“Dear Practice Support Center” is a feature on cda.org that highlights a dentist’s unique employment question received by the Practice Support Center. Robyn Thomason, director of the Practice Support Center, will offer responses.
I like my staff to stay current on new advances in dentistry, therefore I require them attend certain courses that I believe will help in overall patient care. Since I pay for the course itself, do I have to pay the staff for attending the course as well?
–Sincerely, Supportive Boss
Dear Supportive Boss,

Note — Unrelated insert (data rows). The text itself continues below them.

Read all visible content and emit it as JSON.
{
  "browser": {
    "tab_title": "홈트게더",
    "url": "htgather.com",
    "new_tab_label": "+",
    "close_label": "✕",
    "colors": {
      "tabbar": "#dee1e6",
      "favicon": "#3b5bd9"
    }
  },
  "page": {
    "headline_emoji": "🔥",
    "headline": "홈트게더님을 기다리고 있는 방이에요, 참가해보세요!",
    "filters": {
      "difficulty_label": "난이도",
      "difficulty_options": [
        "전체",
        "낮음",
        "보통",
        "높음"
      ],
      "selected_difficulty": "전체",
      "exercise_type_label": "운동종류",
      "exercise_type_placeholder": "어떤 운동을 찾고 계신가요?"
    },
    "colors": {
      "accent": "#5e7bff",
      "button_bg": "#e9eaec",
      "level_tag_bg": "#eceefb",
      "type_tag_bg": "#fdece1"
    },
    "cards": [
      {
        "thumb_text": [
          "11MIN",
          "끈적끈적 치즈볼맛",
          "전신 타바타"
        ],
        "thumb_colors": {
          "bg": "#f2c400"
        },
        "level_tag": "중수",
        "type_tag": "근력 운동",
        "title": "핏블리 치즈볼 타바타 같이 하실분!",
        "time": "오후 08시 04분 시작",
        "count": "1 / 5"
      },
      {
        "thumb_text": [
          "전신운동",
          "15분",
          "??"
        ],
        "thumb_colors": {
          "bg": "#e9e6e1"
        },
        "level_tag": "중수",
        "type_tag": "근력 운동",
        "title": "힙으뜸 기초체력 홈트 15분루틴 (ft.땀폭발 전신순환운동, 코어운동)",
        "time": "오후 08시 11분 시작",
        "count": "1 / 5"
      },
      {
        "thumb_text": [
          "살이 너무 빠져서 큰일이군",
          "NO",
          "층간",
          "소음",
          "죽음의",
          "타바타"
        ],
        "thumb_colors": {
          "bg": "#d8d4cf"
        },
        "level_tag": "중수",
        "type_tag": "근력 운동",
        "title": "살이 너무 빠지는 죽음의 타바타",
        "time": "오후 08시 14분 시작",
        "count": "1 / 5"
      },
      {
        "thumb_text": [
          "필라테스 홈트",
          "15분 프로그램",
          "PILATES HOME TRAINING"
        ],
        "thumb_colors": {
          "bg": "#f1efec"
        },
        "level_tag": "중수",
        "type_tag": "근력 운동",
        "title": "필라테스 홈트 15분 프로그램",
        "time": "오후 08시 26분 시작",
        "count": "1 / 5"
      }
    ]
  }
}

There are varying interpretations related to C.E. cost, or any training for that matter. The answer isn’t always cut and dry but sometimes falls into the category of “good business practices.” For starters, whether the employer pays for the course is not a factor when determining if there is a legal duty to pay for the employee’s hourly wages while attending the course. If the employee is required to take a course for the benefit of the office and is a nonexempt employee, you must pay the employee for the time that he or she attends the course. If their time exceeds the 40`hour workweek or exceeds an eight-hour workday, the employee is entitled to overtime pay. However, if an employee is taking a course on a voluntary basis, you do not have to pay the employee for that time.
Many employers state that they do not require their employees to attend, but emphasize that it’s a large benefit to the practice. If an employee believes that by not attending the course they would suffer some penalty, then the course is really a requirement and pay should be provided. If course attendance is truly voluntary the employer is not required to pay for the employee’s time or the cost of the course.
And if the employee is required to travel to attend the course, travel pay is due if the time was in excess of the employee’s typical commute time. The employee may also be entitled to over- time pay if the travel time pushes the employee beyond an eight-hour workday or a 40-hour workweek.
In a market where recruitment and retention of quality employees is vital, offering to pay for costs related to training can be a positive benefit of employment. When an employer places value on the employee’s education and training, it builds advanced knowledge for the practice and has a positive effect. This simple benefit can help ensure your practice is staying ahead of the herd.
Moreover, in light of economic strains, there has become an increasing need to review and adjust employee benefits. The benefit of covering the cost of education can be an inexpensive and welcomed offering for employees. If this isn’t a practical solution in your practice, however, be sure to have a policy in your office manual that clearly defines your C.E./training expectations. Clearly state that “required” course attendance will be paid for, as well as time attending the course.
If there are any questions regarding the perception of voluntary versus required, I recommend erring on the side of caution and paying for the course and time spent.
View the Sample Employee Manual here.